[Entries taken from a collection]
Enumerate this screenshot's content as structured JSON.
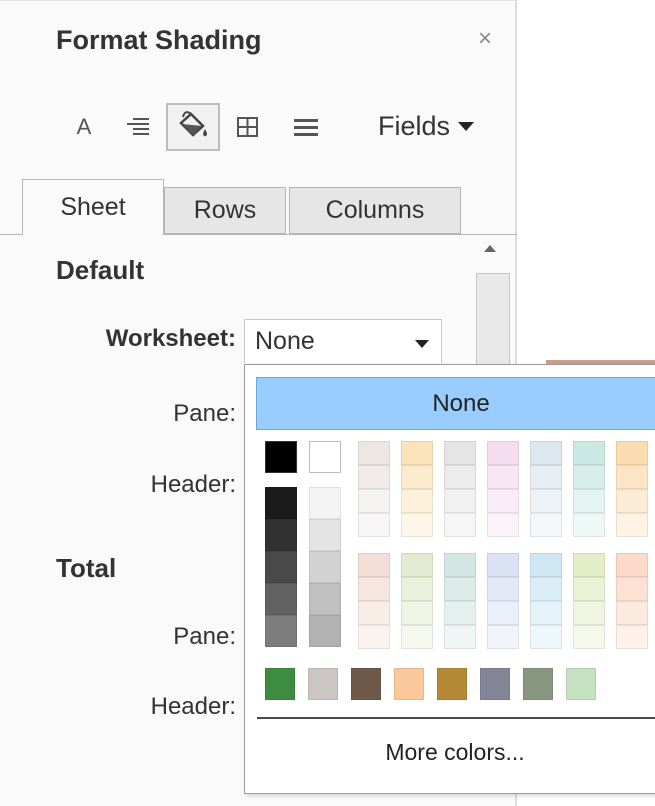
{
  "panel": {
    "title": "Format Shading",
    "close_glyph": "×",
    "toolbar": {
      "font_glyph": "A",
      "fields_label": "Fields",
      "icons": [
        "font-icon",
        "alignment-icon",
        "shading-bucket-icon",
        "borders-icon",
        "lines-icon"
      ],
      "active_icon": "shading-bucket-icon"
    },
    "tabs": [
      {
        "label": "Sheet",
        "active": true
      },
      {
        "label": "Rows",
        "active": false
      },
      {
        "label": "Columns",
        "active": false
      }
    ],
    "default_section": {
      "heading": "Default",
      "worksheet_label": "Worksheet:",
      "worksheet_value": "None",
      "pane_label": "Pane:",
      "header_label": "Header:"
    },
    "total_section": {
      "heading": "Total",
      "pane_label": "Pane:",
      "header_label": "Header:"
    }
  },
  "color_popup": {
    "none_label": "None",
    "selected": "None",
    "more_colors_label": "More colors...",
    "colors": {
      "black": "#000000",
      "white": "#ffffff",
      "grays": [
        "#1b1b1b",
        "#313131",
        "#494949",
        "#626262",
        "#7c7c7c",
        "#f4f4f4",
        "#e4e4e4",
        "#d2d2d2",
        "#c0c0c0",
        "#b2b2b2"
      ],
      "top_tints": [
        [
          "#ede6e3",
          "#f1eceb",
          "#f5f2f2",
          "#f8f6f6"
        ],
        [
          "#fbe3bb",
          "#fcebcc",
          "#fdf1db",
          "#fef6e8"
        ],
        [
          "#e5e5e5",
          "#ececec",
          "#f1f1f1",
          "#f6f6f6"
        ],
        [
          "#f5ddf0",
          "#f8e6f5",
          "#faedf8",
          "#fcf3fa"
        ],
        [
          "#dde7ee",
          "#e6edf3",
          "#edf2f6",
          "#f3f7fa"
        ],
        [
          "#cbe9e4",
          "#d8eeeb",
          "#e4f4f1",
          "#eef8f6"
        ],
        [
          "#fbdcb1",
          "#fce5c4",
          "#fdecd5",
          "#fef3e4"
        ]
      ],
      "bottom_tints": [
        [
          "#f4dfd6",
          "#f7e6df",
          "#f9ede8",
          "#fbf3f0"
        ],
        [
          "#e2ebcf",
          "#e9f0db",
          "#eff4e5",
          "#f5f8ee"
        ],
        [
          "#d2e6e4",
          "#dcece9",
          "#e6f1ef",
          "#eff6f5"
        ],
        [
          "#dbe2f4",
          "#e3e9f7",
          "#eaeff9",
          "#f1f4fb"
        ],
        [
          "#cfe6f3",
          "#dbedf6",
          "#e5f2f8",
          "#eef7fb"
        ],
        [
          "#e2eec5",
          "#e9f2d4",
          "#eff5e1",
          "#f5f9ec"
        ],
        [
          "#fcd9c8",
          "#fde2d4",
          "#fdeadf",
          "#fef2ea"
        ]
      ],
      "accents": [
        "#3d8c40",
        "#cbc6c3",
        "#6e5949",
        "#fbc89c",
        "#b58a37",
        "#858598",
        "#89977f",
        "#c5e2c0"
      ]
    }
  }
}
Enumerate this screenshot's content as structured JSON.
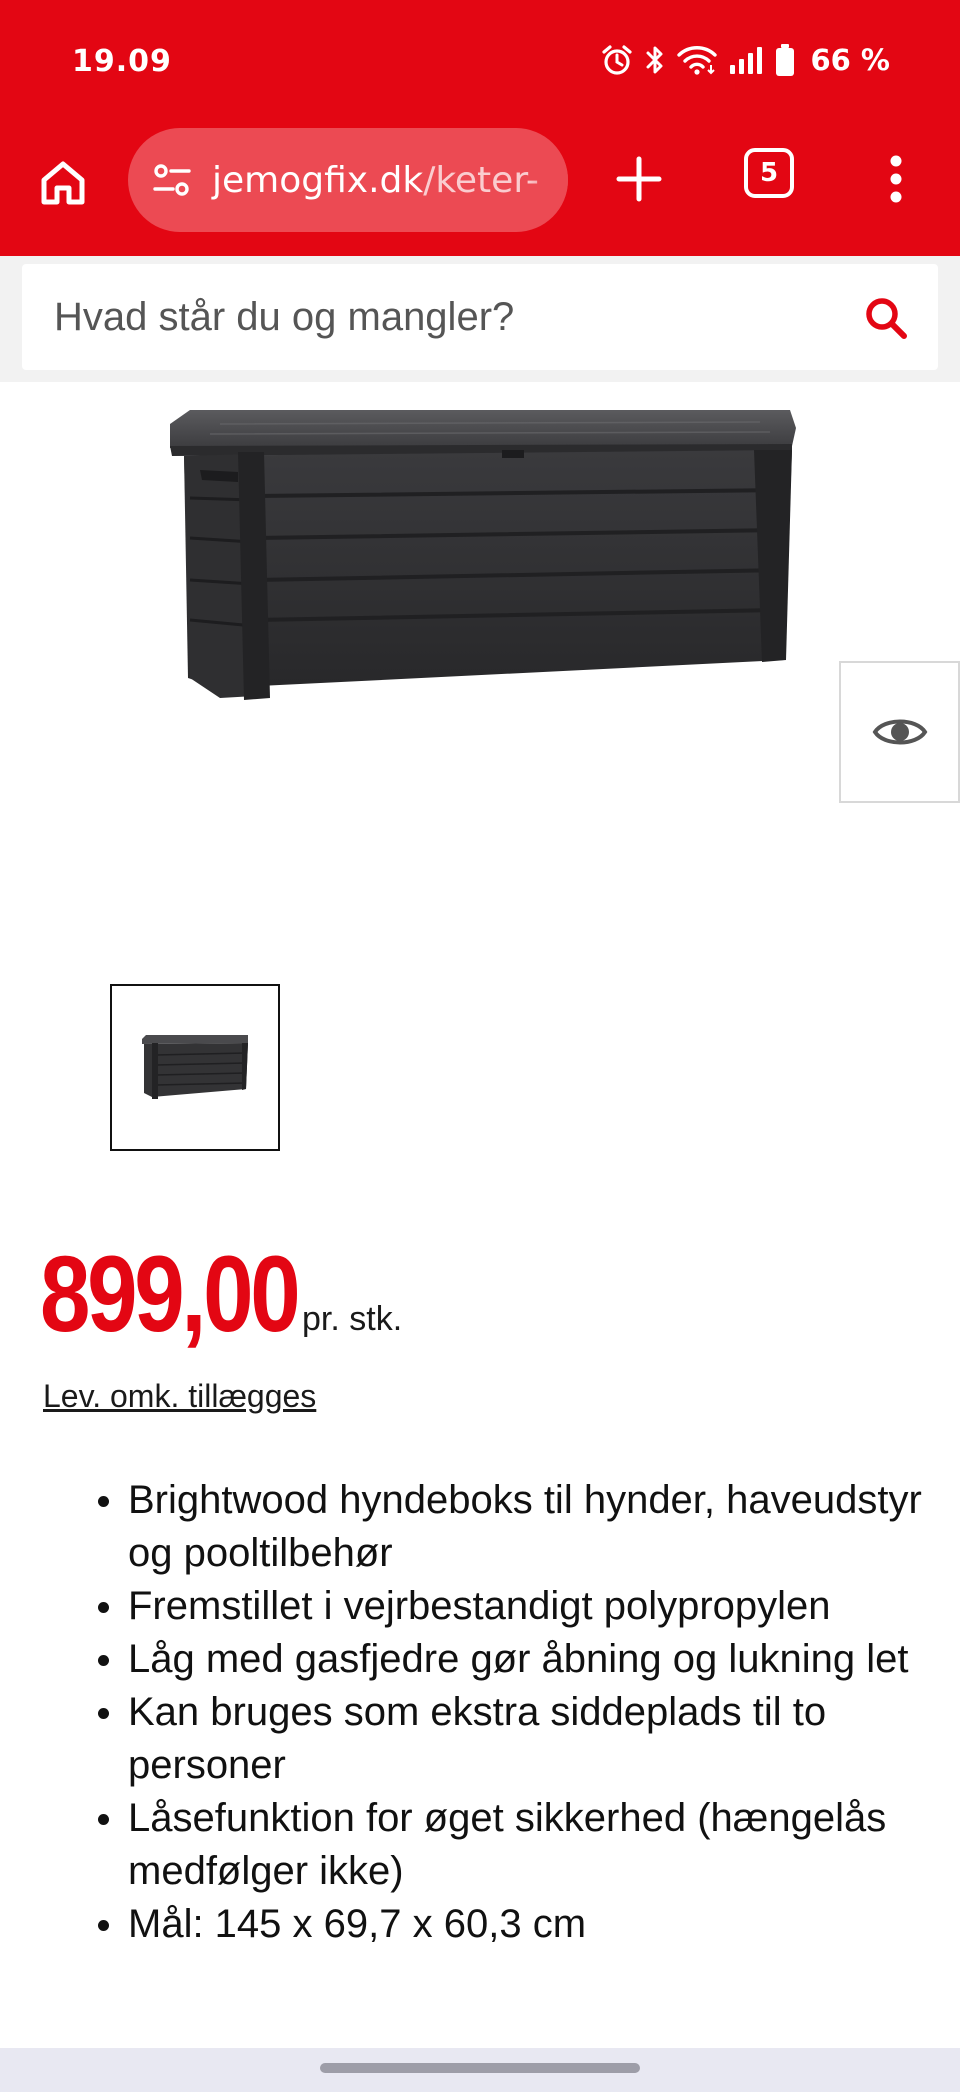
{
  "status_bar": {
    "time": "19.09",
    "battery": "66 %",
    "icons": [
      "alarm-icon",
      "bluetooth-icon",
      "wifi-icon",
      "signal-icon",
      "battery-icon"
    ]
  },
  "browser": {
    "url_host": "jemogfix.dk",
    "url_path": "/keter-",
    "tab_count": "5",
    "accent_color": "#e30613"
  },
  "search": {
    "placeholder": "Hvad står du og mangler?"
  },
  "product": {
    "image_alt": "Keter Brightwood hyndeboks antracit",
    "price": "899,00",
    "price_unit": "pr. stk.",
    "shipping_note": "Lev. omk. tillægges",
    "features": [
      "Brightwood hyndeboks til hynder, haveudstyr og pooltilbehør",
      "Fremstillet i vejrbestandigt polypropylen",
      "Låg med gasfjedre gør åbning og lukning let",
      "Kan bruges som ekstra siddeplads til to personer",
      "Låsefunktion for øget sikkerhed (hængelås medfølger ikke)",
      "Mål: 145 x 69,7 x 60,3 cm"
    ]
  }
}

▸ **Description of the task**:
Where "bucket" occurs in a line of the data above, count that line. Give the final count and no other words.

▸ **Response to this task**:
2